The Red Sox will now take part in an exciting weekend for all of baseball as extended interleague play kicks off for the 2009 season. We got ourselves a taste of interleague action in May, which has become customary for Major League Baseball. But now the meat of the AL vs. NL schedule takes place, as has become a June tradition.
But the series that stands to be the most competitive and interesting—at least for East Coast fans—is the three-game series between the Boston Red Sox and the defending World Champion Philadelphia Phillies.
Boston and Philadelphia own the third-best and second-best records in baseball, respectively. The Phillies are 7-3 so far in June and are coming off two straight victories against the Mets.
The Phillies have struggled at home (12-14) and have achieved most of their success on the road (23-9). They are also dealing with key injuries, as starter Brett Myers and All-Star closer Brad Lidge are currently on the disabled list and won’t be back for this series.
The biggest surprise for the Phillies this season has to be left fielder Raul Ibañez, who signed a free agent contract in the winter. On a team that includes big-time hitters like Ryan Howard and Chase Utley producing like the All-Stars they are, Ibañez has risen above them all.
His 21 home runs are the most in his career before the All-Star Break and two off his total from last season. His career-high is 33, and he should easily eclipse that total this season barring an injury, even if and when he slows down.
Rollins has been the biggest disappointment for the Phillies, posting a .226 average and .596 OPS through 57 games. He hit well in the just-completed Mets series, though, going 4-for-13 with a home run and four RBI. He briefly hit sixth in the batting order and hit well there, but Phillies manager Charlie Manuel insisted it was a matter of sparking Rollins to assume his role as leadoff man and offensive catalyst.
“The only thing I was trying to do was give Jimmy a different look, a little different feel,” Manuel told Todd Zolecki of Phillies.com. “I also think Jimmy knows his hitting.”
Rollins and the rest of the Phillies have a tough challenge ahead of them tonight as Jon Lester takes the mound for the Red Sox. Lester has allowed one run or fewer in three of his last four starts and compiled 23 strikeouts in his last 15 innings. He is beginning to consistently show the form that made him a breakout star in 2008.

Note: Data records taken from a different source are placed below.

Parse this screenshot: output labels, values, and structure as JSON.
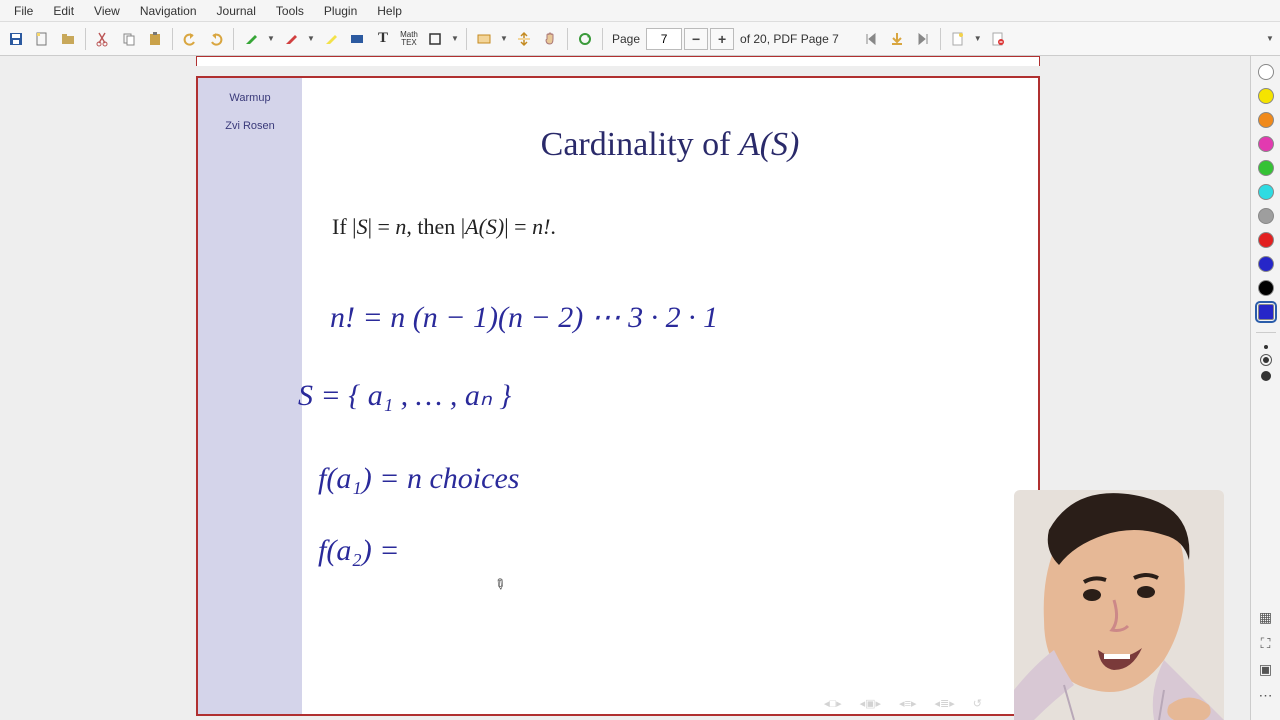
{
  "menubar": [
    "File",
    "Edit",
    "View",
    "Navigation",
    "Journal",
    "Tools",
    "Plugin",
    "Help"
  ],
  "toolbar": {
    "page_label": "Page",
    "page_value": "7",
    "page_total": "of 20, PDF Page 7"
  },
  "slide": {
    "sidebar": {
      "warmup": "Warmup",
      "author": "Zvi Rosen"
    },
    "title_plain": "Cardinality of ",
    "title_math": "A(S)",
    "body_prefix": "If |",
    "body_s": "S",
    "body_mid": "| = ",
    "body_n": "n",
    "body_then": ", then |",
    "body_as": "A(S)",
    "body_eq": "| = ",
    "body_nfact": "n!",
    "body_dot": "."
  },
  "handwriting": {
    "line1": "n!  =  n (n − 1)(n − 2) ⋯ 3 · 2 · 1",
    "line2": "S  =  { a₁ , … ,  aₙ }",
    "line3": "f(a₁)   =   n   choices",
    "line4": "f(a₂)   ="
  },
  "palette_colors": [
    "#ffffff",
    "#f5e400",
    "#f08a1c",
    "#e23ab0",
    "#35c235",
    "#2edbe2",
    "#9e9e9e",
    "#e22020",
    "#2626c8",
    "#000000"
  ],
  "palette_selected_index": 8,
  "navdots": [
    "◂□▸",
    "◂▣▸",
    "◂≡▸",
    "◂≣▸",
    "↺"
  ]
}
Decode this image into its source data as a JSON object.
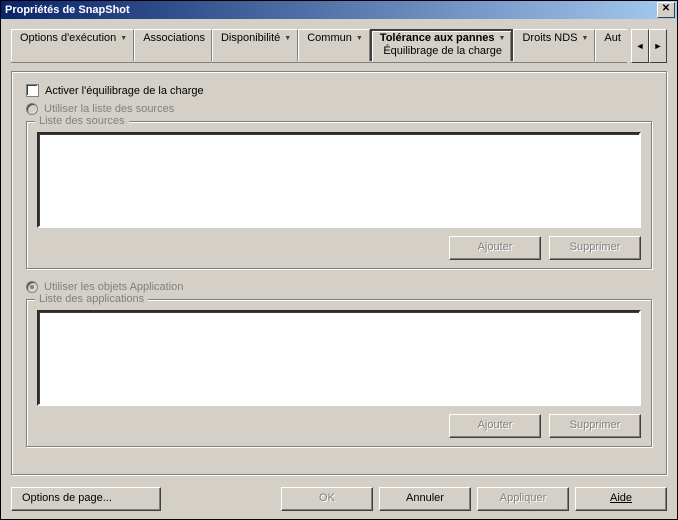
{
  "window": {
    "title": "Propriétés de SnapShot"
  },
  "tabs": {
    "items": [
      {
        "label": "Options d'exécution"
      },
      {
        "label": "Associations"
      },
      {
        "label": "Disponibilité"
      },
      {
        "label": "Commun"
      },
      {
        "label": "Tolérance aux pannes",
        "sub": "Équilibrage de la charge"
      },
      {
        "label": "Droits NDS"
      },
      {
        "label": "Aut"
      }
    ],
    "left_arrow": "◄",
    "right_arrow": "►"
  },
  "content": {
    "enable_lb_label": "Activer l'équilibrage de la charge",
    "use_sources_label": "Utiliser la liste des sources",
    "sources_group": "Liste des sources",
    "use_apps_label": "Utiliser les objets Application",
    "apps_group": "Liste des applications",
    "add_btn": "Ajouter",
    "remove_btn": "Supprimer"
  },
  "footer": {
    "page_options": "Options de page...",
    "ok": "OK",
    "cancel": "Annuler",
    "apply": "Appliquer",
    "help": "Aide"
  }
}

His most recent outing against Texas was a near-perfect game that broke up in the seventh, but Lester completed the game, allowing one run on 107 pitches to improve his record to 5-5.
He will try to bring his ERA below 5.00 for the first time since April 24 as he faces a tough Phillies lineup, albeit one loaded with lefties.
The Phillies will send default No. 2 starter Joe Blanton to the mound. Blanton has also pitched well of late, allowing just four earned runs in his last 20 innings. He has not lost a decision since May 9 against Atlanta, and after a rough start his record stands at 4-3.
Both teams are hitting their stride in June after somewhat inconsistent starts to the season. The Red Sox’s rotation woes are beginning to settle into a groove, and the Phillies continue to mash the ball while ace Cole Hamels recovers from a disastrous start to the season.
Francona is always excited to return to Philadelphia, where he managed the Phillies from 1997 to 2000. But it’s even more exciting knowing his team is entering Philly for a potential World Series preview.
When asked by Jim Silverman of the Boston Herald about the upcoming series, Francona said, “It’ll be a fun series for the fans, but from our standpoint, it’s just another part of the grind to see if we’re good enough to be there at the end.”